§ Activity: Count up the lines of the data below that contain the string "Beirão", then give only the total.

*** Opening of Working data ***

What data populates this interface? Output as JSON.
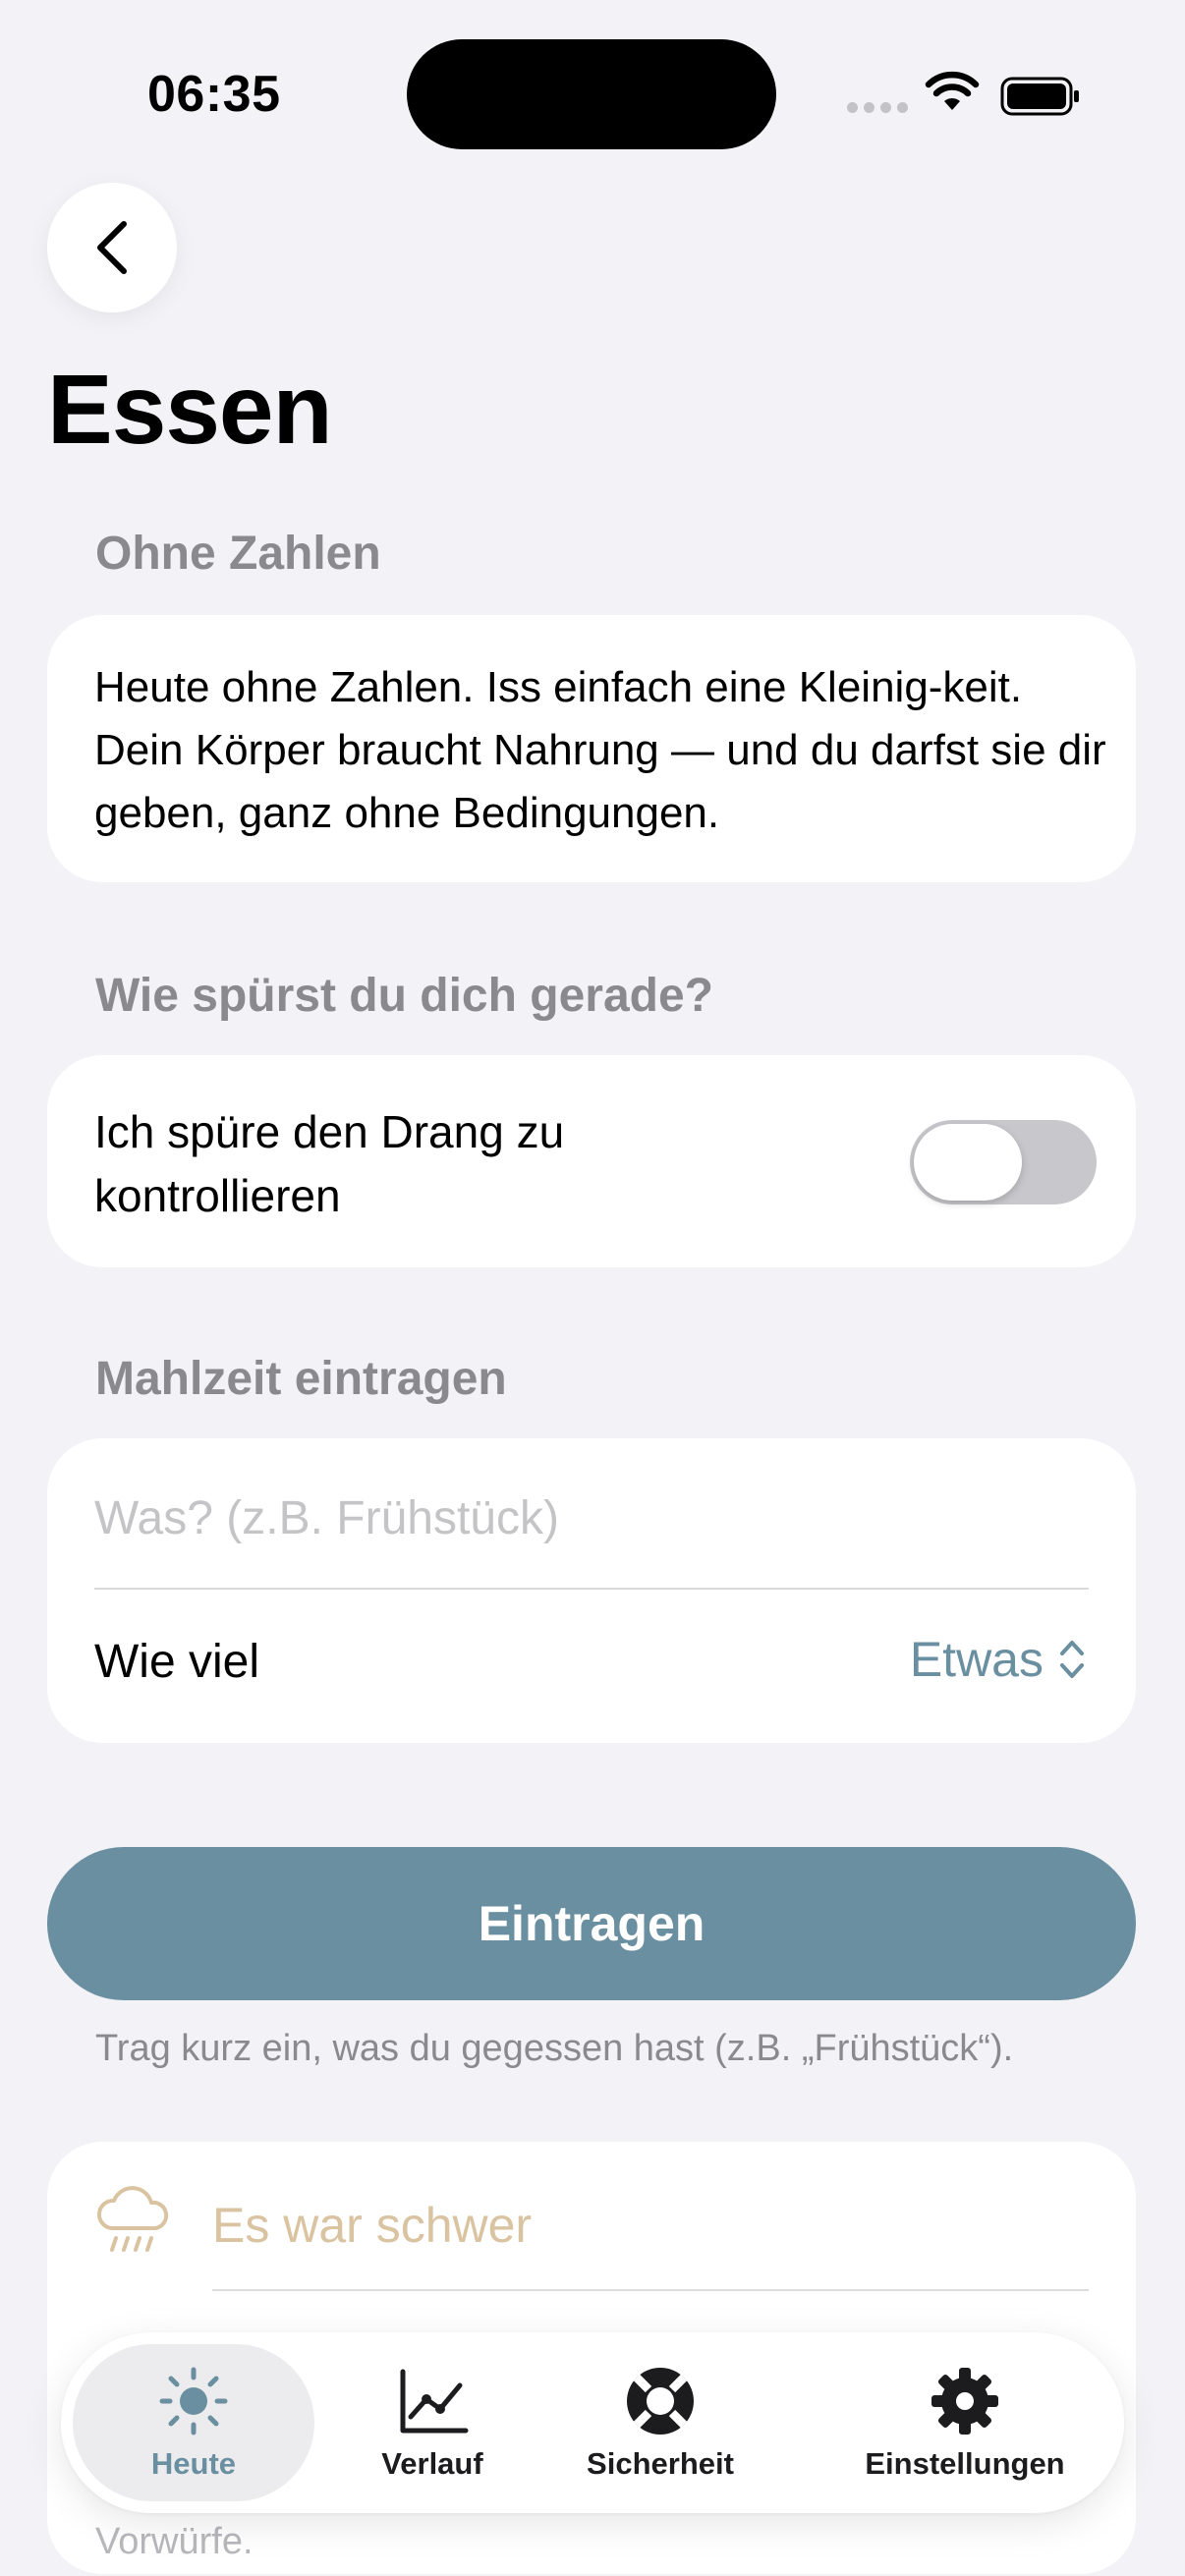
{
  "status_bar": {
    "time": "06:35"
  },
  "header": {
    "title": "Essen"
  },
  "sections": {
    "info": {
      "label": "Ohne Zahlen",
      "text": "Heute ohne Zahlen. Iss einfach eine Kleinig-keit. Dein Körper braucht Nahrung — und du darfst sie dir geben, ganz ohne Bedingungen."
    },
    "feeling": {
      "label": "Wie spürst du dich gerade?",
      "toggle_label": "Ich spüre den Drang zu kontrollieren",
      "toggle_on": false
    },
    "meal": {
      "label": "Mahlzeit eintragen",
      "input_placeholder": "Was? (z.B. Frühstück)",
      "input_value": "",
      "amount_label": "Wie viel",
      "amount_value": "Etwas"
    }
  },
  "submit": {
    "label": "Eintragen",
    "hint": "Trag kurz ein, was du gegessen hast (z.B. „Frühstück“)."
  },
  "mood_card": {
    "first_item": "Es war schwer",
    "icon": "cloud-rain-icon"
  },
  "peek_text": "Vorwürfe.",
  "tab_bar": {
    "tabs": [
      {
        "label": "Heute",
        "icon": "sun-icon",
        "active": true
      },
      {
        "label": "Verlauf",
        "icon": "chart-line-icon",
        "active": false
      },
      {
        "label": "Sicherheit",
        "icon": "lifebuoy-icon",
        "active": false
      },
      {
        "label": "Einstellungen",
        "icon": "gear-icon",
        "active": false
      }
    ]
  },
  "colors": {
    "background": "#f2f2f7",
    "accent": "#6a8fa0",
    "mood_label": "#d9c3a0",
    "section_label": "#8a8a8e"
  }
}
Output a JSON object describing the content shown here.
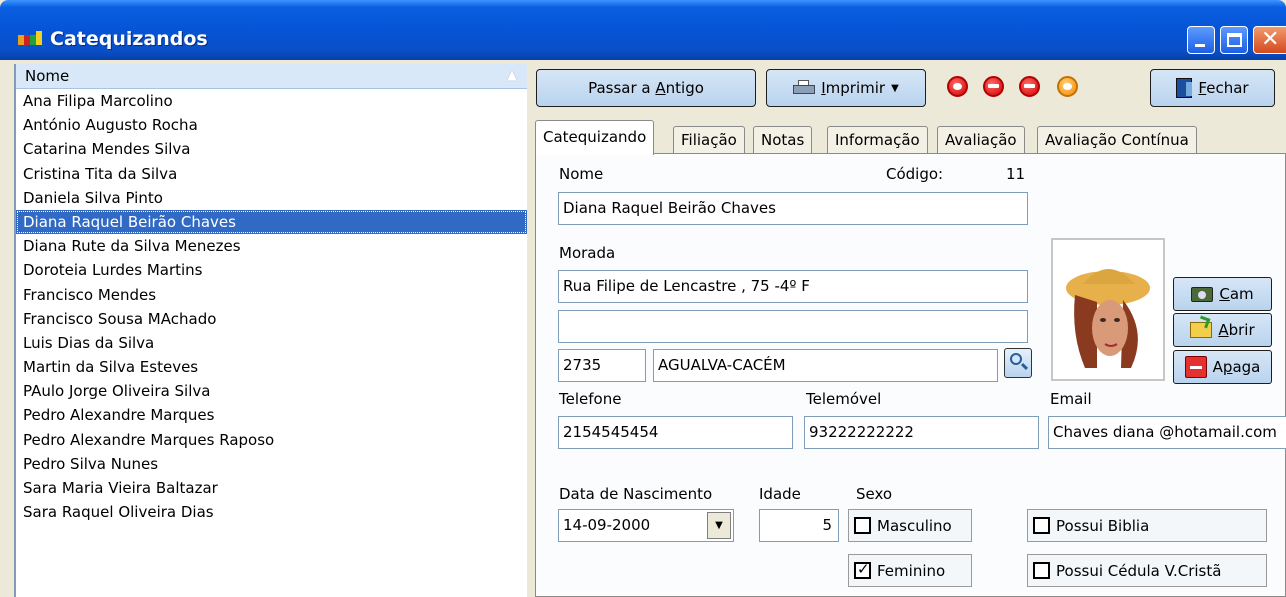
{
  "window": {
    "title": "Catequizandos",
    "controls": {
      "minimize": "minimize-icon",
      "maximize": "maximize-icon",
      "close": "close-icon"
    }
  },
  "list": {
    "header": "Nome",
    "items": [
      "Ana Filipa Marcolino",
      "António Augusto Rocha",
      "Catarina Mendes Silva",
      "Cristina Tita da Silva",
      "Daniela Silva Pinto",
      "Diana Raquel Beirão Chaves",
      "Diana Rute da Silva Menezes",
      "Doroteia Lurdes Martins",
      "Francisco Mendes",
      "Francisco Sousa MAchado",
      "Luis Dias da Silva",
      "Martin da Silva Esteves",
      "PAulo Jorge Oliveira Silva",
      "Pedro Alexandre Marques",
      "Pedro Alexandre Marques Raposo",
      "Pedro Silva Nunes",
      "Sara Maria Vieira Baltazar",
      "Sara Raquel Oliveira Dias"
    ],
    "selected": "Diana Raquel Beirão Chaves"
  },
  "toolbar": {
    "passar_pre": "Passar a ",
    "passar_u": "A",
    "passar_post": "ntigo",
    "imprimir_u": "I",
    "imprimir_post": "mprimir",
    "fechar_u": "F",
    "fechar_post": "echar"
  },
  "tabs": [
    "Catequizando",
    "Filiação",
    "Notas",
    "Informação",
    "Avaliação",
    "Avaliação Contínua"
  ],
  "form": {
    "nome_label": "Nome",
    "codigo_label": "Código:",
    "codigo_value": "11",
    "nome_value": "Diana Raquel Beirão Chaves",
    "morada_label": "Morada",
    "morada1": "Rua Filipe de Lencastre , 75 -4º F",
    "morada2": "",
    "cod_postal": "2735",
    "localidade": "AGUALVA-CACÉM",
    "telefone_label": "Telefone",
    "telefone_value": "2154545454",
    "telemovel_label": "Telemóvel",
    "telemovel_value": "93222222222",
    "email_label": "Email",
    "email_value": "Chaves diana @hotamail.com",
    "nascimento_label": "Data de Nascimento",
    "nascimento_value": "14-09-2000",
    "idade_label": "Idade",
    "idade_value": "5",
    "sexo_label": "Sexo",
    "masculino": "Masculino",
    "feminino": "Feminino",
    "masculino_checked": false,
    "feminino_checked": true,
    "possui_biblia": "Possui Biblia",
    "possui_cedula": "Possui Cédula V.Cristã"
  },
  "photo_buttons": {
    "cam_u": "C",
    "cam_post": "am",
    "abrir_u": "A",
    "abrir_post": "brir",
    "apaga_pre": "A",
    "apaga_u": "p",
    "apaga_post": "aga"
  },
  "colors": {
    "titlebar": "#0554d6",
    "selection": "#316ac5",
    "button": "#c8dcf2",
    "record_red": "#d00000",
    "record_orange": "#f28a00"
  }
}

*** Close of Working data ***

§ Result for this task: 3